Anyone who remembers his history lessons from long ago may still know that Thucydides, a strategist and author, lived in ancient Greece. Athens, the then “great power”, watched the emerging Sparta with increasing displeasure. The competition between the two finally erupted in the 5th century BC in the long Peloponnesian War, which led to the defeat and loss of importance of Athens (Thucydides reported in detail on this under the title “The Peloponnesian War”).
Graham T. Allison, Douglas Dillon Professor of Government at Harvard Kennedy School, wrote in his book “Destined for War: Can America and China Escape Thucydides’ Trap?” (2017) coined the term “Thucydides Trap” and means developments such as those that affected Athens and Sparta at the time and for example the USA and China today.

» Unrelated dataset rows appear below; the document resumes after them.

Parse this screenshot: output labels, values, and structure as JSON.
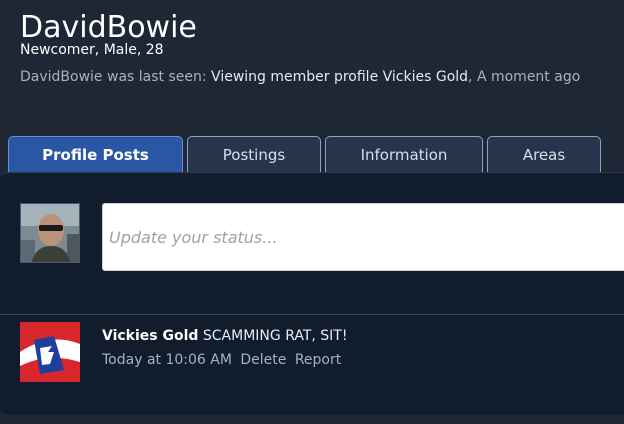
{
  "profile": {
    "username": "DavidBowie",
    "meta": "Newcomer, Male, 28",
    "last_seen_prefix": "DavidBowie was last seen:",
    "last_seen_activity": "Viewing member profile",
    "last_seen_target": "Vickies Gold",
    "last_seen_time": "A moment ago"
  },
  "tabs": [
    {
      "label": "Profile Posts",
      "active": true
    },
    {
      "label": "Postings",
      "active": false
    },
    {
      "label": "Information",
      "active": false
    },
    {
      "label": "Areas",
      "active": false
    }
  ],
  "status": {
    "placeholder": "Update your status..."
  },
  "posts": [
    {
      "author": "Vickies Gold",
      "message": "SCAMMING RAT, SIT!",
      "time": "Today at 10:06 AM",
      "actions": [
        "Delete",
        "Report"
      ]
    }
  ],
  "colors": {
    "background": "#1d2736",
    "panel": "#111c2c",
    "active_tab": "#2a56a6"
  }
}
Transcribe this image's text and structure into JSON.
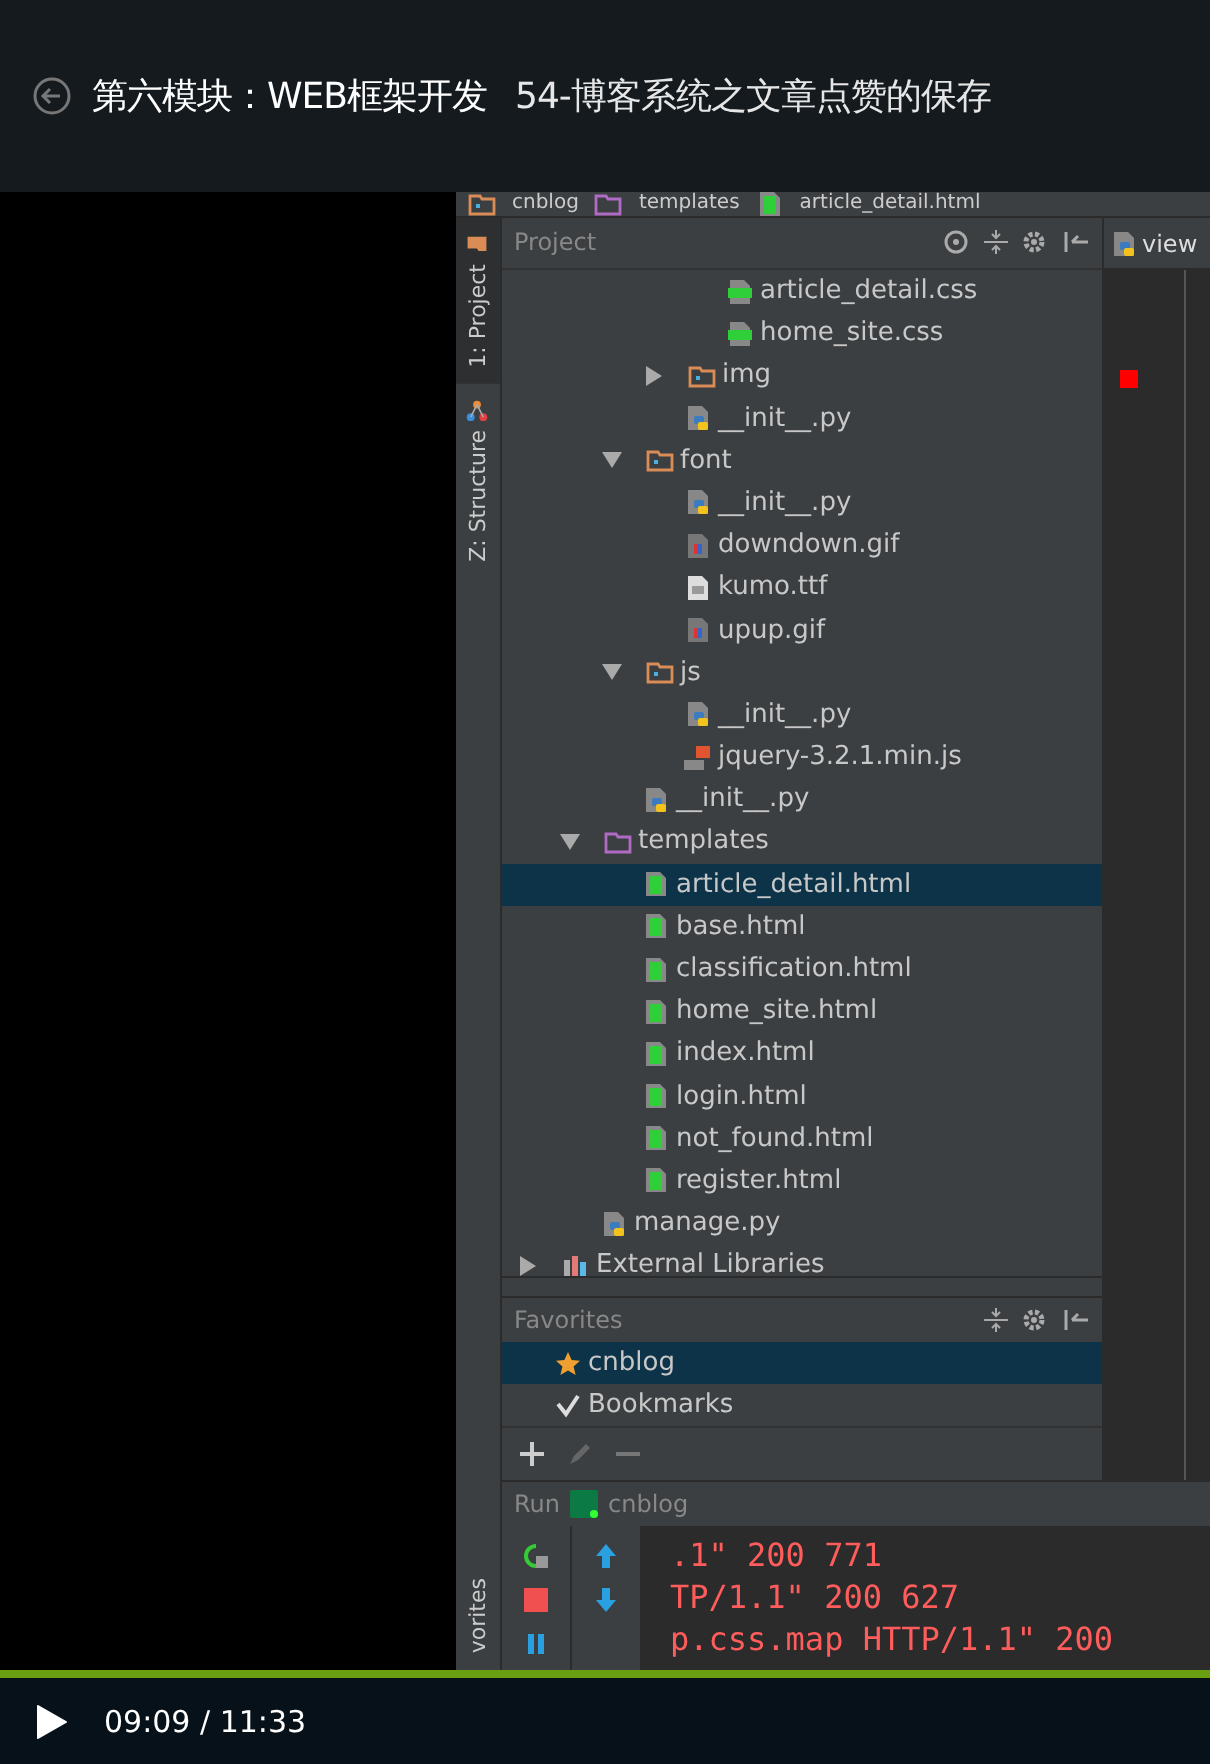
{
  "header": {
    "course": "第六模块：WEB框架开发",
    "lesson": "54-博客系统之文章点赞的保存"
  },
  "ide": {
    "breadcrumbs": [
      {
        "label": "cnblog",
        "kind": "folder"
      },
      {
        "label": "templates",
        "kind": "template_folder"
      },
      {
        "label": "article_detail.html",
        "kind": "html"
      }
    ],
    "side_tabs": [
      {
        "label": "1: Project",
        "selected": true,
        "kind": "project"
      },
      {
        "label": "Z: Structure",
        "selected": false,
        "kind": "structure"
      }
    ],
    "bottom_side_tab": {
      "label": "vorites"
    },
    "project": {
      "title": "Project",
      "tree": [
        {
          "children": [
            {
              "children": [
                {
                  "children": [
                    {
                      "children": [
                        {
                          "name": "article_detail.css",
                          "kind": "css",
                          "selected": false
                        },
                        {
                          "name": "home_site.css",
                          "kind": "css",
                          "selected": false
                        }
                      ]
                    },
                    {
                      "name": "img",
                      "kind": "folder",
                      "expanded": false,
                      "selected": false
                    },
                    {
                      "name": "__init__.py",
                      "kind": "python",
                      "selected": false
                    }
                  ]
                },
                {
                  "name": "font",
                  "kind": "folder",
                  "expanded": true,
                  "selected": false,
                  "children": [
                    {
                      "name": "__init__.py",
                      "kind": "python",
                      "selected": false
                    },
                    {
                      "name": "downdown.gif",
                      "kind": "image",
                      "selected": false
                    },
                    {
                      "name": "kumo.ttf",
                      "kind": "font",
                      "selected": false
                    },
                    {
                      "name": "upup.gif",
                      "kind": "image",
                      "selected": false
                    }
                  ]
                },
                {
                  "name": "js",
                  "kind": "folder",
                  "expanded": true,
                  "selected": false,
                  "children": [
                    {
                      "name": "__init__.py",
                      "kind": "python",
                      "selected": false
                    },
                    {
                      "name": "jquery-3.2.1.min.js",
                      "kind": "js",
                      "selected": false
                    }
                  ]
                },
                {
                  "name": "__init__.py",
                  "kind": "python",
                  "selected": false
                }
              ]
            },
            {
              "name": "templates",
              "kind": "template_folder",
              "expanded": true,
              "selected": false,
              "children": [
                {
                  "name": "article_detail.html",
                  "kind": "html",
                  "selected": true
                },
                {
                  "name": "base.html",
                  "kind": "html",
                  "selected": false
                },
                {
                  "name": "classification.html",
                  "kind": "html",
                  "selected": false
                },
                {
                  "name": "home_site.html",
                  "kind": "html",
                  "selected": false
                },
                {
                  "name": "index.html",
                  "kind": "html",
                  "selected": false
                },
                {
                  "name": "login.html",
                  "kind": "html",
                  "selected": false
                },
                {
                  "name": "not_found.html",
                  "kind": "html",
                  "selected": false
                },
                {
                  "name": "register.html",
                  "kind": "html",
                  "selected": false
                }
              ]
            },
            {
              "name": "manage.py",
              "kind": "python",
              "selected": false
            }
          ]
        },
        {
          "name": "External Libraries",
          "kind": "library",
          "expanded": false,
          "selected": false
        }
      ]
    },
    "favorites": {
      "title": "Favorites",
      "items": [
        {
          "label": "cnblog",
          "kind": "star",
          "selected": true
        },
        {
          "label": "Bookmarks",
          "kind": "check",
          "selected": false
        }
      ]
    },
    "editor": {
      "tab": "view"
    },
    "run": {
      "label": "Run",
      "config": "cnblog",
      "lines": [
        ".1\" 200 771",
        "TP/1.1\" 200 627",
        "p.css.map HTTP/1.1\" 200"
      ]
    }
  },
  "player": {
    "playing": false,
    "time": "09:09 / 11:33"
  }
}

This means that a dominant great power feels competitive, ousted, and then seriously threatened by a newcomer, which may lead to a war. (The new Chinese defense law, which is about to come into force, supported by massive armament, does not bode well in this regard.)
In an interview with Professor Allison in the leading daily of the CPC, the “Global Times”, on 13 December of last year, one can read that even Xi Jinping, the President of China, has already mentioned several times the tensions and the danger of war with the USA and spoke about the “Thucydides Trap”. Because of this, the Chinese State Councillor and Foreign Minister Wang Yi demanded a few days ago that China and the USA must start negotiations at all levels and seek lasting solutions in order to coexist peacefully (“Global Times”: Compete and Coexist). “Thucydides trap” is likely to have found its place as a new term in the dictionary of strategy. In the May 2019 edition of the Allgemeine Schweizerische Militärzeitschrift, the author demanded for the same reason: “The world needs a new Peace of Westphalia.” •
(Translation Current Concerns)
If you want to prevent the setting of cookies (for example, Google Analytics), you can set this up by using this browser add-on.